*ABOUT THIS EXERCISE*
Every line of the listing that contains the word "Tests" is to be copied out.

*DATA IN THIS EXERCISE*
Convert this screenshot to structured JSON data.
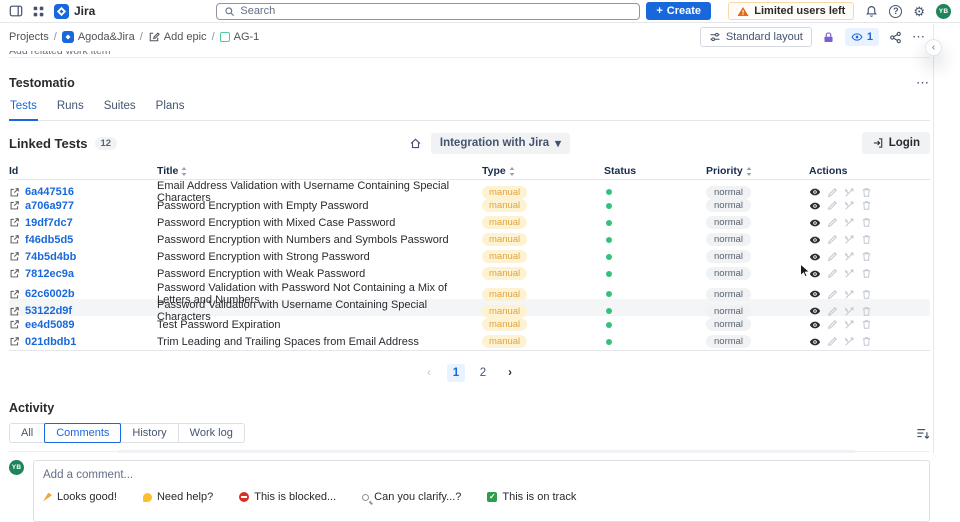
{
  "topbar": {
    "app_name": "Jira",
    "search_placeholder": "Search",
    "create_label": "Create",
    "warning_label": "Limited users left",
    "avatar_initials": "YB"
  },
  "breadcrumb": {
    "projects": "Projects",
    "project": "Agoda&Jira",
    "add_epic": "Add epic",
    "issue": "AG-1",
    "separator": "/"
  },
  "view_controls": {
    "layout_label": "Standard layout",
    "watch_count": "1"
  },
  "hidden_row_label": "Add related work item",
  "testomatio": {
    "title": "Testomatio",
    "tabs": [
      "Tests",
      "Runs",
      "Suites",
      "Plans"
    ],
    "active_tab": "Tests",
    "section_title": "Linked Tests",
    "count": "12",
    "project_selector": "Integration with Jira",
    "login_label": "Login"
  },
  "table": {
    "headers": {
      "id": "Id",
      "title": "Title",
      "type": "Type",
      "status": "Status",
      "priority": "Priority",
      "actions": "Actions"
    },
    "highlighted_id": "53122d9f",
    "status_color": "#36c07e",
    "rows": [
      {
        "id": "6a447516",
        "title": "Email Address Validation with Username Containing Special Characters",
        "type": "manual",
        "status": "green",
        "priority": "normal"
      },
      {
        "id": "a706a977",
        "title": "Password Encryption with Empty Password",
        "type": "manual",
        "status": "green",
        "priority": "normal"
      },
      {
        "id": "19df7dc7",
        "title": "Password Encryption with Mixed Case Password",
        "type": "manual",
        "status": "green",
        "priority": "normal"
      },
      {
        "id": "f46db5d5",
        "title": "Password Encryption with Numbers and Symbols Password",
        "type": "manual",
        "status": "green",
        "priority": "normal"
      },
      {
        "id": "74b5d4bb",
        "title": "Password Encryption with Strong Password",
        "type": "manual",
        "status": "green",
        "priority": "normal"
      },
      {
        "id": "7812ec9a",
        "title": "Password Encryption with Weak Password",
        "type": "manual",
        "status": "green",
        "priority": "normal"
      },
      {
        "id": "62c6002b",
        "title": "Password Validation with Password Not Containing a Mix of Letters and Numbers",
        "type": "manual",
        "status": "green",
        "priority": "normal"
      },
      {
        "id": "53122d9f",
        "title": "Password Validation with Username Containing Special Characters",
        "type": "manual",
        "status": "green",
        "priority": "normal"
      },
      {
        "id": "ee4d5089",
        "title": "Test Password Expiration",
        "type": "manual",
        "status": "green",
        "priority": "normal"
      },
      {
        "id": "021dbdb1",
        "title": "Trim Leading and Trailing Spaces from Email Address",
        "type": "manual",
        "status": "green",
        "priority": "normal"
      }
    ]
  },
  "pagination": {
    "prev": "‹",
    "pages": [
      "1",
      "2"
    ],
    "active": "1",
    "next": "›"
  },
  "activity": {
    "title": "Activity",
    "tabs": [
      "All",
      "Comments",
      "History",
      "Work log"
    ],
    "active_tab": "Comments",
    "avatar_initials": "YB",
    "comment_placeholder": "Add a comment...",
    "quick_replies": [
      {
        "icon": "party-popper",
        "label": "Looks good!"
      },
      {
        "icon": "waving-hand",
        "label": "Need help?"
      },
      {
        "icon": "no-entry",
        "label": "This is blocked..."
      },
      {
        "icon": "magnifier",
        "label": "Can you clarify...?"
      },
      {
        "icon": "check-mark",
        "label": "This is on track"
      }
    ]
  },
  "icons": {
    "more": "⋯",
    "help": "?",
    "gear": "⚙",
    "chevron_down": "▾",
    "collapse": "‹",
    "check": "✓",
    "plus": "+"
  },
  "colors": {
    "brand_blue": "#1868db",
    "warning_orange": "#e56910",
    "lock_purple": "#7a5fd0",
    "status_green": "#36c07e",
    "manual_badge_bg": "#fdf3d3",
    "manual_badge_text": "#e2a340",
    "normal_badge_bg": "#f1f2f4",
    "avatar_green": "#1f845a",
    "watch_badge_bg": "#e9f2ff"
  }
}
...
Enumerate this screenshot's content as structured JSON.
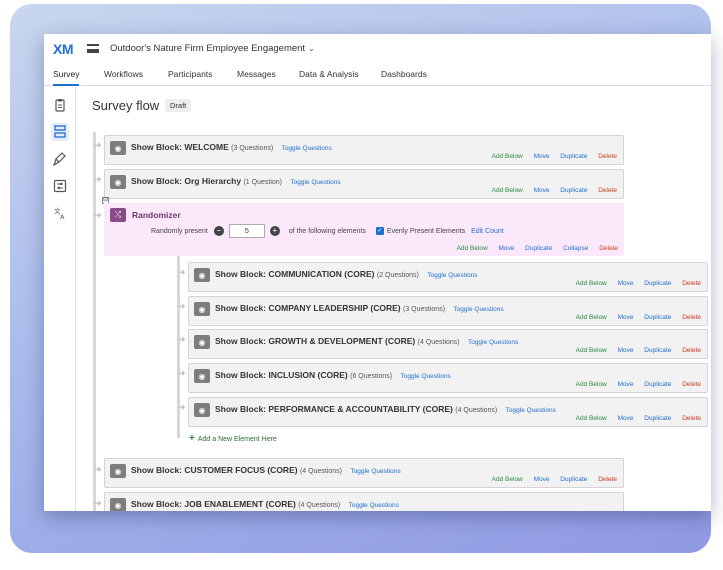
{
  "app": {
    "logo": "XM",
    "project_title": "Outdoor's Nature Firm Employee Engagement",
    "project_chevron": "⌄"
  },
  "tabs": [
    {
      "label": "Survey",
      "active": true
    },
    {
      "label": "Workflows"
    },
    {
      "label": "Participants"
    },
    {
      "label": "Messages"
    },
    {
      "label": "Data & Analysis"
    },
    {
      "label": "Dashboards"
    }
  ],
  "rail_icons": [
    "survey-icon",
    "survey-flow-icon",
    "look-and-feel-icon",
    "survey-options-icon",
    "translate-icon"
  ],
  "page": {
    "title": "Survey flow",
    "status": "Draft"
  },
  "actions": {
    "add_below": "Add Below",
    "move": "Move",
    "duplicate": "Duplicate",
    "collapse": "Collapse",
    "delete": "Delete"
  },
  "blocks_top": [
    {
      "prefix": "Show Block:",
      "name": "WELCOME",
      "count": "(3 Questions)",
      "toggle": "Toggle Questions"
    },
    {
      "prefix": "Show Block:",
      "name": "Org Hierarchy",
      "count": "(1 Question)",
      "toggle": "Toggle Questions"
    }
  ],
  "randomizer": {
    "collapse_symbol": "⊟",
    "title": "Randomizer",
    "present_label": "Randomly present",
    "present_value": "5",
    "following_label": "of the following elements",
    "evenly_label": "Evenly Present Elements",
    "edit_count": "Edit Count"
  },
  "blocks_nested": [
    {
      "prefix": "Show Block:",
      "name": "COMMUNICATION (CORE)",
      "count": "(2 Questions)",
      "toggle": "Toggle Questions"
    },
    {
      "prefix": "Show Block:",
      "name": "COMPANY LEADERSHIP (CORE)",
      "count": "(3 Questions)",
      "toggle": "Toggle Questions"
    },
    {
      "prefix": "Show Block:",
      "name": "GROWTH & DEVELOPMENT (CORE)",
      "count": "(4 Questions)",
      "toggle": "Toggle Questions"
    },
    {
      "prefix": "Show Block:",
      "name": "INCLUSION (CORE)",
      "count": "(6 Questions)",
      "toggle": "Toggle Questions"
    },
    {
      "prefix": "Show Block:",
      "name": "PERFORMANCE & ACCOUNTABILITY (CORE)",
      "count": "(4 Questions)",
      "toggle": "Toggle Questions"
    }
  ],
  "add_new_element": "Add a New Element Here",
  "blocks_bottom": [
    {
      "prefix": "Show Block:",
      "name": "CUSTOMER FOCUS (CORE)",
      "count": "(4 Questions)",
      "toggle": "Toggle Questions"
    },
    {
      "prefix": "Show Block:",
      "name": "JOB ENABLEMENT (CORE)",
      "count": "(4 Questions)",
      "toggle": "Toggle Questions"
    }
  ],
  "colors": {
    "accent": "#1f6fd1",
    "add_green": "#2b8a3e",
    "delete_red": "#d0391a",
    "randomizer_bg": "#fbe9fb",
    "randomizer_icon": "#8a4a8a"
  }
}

*YOUR RESPONSE*
      "Tests",
    "active_tab": "Tests",
    "section_title": "Linked Tests",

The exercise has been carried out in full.